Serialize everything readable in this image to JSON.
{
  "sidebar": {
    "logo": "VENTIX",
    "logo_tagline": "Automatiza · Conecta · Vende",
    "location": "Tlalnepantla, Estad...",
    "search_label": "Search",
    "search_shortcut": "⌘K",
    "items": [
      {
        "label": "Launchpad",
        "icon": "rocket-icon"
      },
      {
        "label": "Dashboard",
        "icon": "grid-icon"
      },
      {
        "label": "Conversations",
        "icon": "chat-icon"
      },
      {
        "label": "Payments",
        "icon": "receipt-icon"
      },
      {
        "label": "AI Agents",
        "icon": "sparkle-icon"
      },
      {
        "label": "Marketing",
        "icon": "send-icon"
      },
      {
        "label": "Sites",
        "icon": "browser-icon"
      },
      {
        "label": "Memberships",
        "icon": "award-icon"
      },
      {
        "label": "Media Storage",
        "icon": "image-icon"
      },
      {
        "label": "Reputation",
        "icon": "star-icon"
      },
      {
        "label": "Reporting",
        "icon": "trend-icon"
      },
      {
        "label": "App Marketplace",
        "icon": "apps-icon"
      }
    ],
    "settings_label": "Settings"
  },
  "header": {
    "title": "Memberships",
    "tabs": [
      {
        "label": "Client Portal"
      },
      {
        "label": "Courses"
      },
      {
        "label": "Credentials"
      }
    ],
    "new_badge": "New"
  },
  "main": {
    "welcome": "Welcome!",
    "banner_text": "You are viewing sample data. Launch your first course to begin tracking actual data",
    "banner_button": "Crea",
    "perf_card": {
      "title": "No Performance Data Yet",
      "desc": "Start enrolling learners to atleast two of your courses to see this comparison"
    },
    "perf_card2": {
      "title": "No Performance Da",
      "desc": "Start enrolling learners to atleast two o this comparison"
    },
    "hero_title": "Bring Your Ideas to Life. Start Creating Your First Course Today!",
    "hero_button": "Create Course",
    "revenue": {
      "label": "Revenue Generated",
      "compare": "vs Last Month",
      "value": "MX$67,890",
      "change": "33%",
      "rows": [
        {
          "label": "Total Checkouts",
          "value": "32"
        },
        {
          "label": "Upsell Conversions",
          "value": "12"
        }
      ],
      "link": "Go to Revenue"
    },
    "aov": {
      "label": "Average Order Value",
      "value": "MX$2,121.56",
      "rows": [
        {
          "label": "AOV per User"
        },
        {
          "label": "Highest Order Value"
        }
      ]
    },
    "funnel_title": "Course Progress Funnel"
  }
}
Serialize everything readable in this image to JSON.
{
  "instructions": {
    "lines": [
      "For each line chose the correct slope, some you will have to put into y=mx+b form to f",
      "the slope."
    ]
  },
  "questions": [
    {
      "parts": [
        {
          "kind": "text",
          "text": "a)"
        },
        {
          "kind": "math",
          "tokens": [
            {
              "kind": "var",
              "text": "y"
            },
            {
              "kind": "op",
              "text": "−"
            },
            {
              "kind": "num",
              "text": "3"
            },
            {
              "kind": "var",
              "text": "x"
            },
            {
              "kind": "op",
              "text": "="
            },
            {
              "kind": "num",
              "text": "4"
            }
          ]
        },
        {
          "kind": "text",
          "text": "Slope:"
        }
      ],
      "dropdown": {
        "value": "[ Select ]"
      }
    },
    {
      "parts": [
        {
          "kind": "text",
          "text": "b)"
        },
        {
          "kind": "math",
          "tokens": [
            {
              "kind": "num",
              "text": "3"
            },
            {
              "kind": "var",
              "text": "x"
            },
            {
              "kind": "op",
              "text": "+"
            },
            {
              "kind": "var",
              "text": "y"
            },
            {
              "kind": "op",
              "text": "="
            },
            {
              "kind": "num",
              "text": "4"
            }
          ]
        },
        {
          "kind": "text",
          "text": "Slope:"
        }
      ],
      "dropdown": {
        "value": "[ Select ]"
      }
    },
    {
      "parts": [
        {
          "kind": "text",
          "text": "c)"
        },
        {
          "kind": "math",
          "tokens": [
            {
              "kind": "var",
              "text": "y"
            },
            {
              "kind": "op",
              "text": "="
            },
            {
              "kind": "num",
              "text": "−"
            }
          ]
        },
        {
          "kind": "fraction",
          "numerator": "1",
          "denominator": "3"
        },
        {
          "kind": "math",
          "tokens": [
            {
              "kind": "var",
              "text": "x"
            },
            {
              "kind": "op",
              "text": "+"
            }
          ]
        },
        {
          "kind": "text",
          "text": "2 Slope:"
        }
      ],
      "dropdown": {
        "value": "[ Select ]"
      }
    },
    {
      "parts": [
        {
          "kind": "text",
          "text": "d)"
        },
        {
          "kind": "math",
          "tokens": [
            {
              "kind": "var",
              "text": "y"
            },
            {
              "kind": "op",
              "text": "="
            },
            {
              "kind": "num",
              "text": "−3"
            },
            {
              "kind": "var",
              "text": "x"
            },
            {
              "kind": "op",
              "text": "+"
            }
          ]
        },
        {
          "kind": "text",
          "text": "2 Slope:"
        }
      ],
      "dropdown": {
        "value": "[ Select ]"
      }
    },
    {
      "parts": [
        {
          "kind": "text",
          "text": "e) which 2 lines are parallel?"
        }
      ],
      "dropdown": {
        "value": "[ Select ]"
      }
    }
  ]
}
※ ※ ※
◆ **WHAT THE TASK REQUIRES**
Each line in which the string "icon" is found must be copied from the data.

◆ **TASK ANSWER**
        "icon": "rocket-icon"
        "icon": "grid-icon"
        "icon": "chat-icon"
        "icon": "receipt-icon"
        "icon": "sparkle-icon"
        "icon": "send-icon"
        "icon": "browser-icon"
        "icon": "award-icon"
        "icon": "image-icon"
        "icon": "star-icon"
        "icon": "trend-icon"
        "icon": "apps-icon"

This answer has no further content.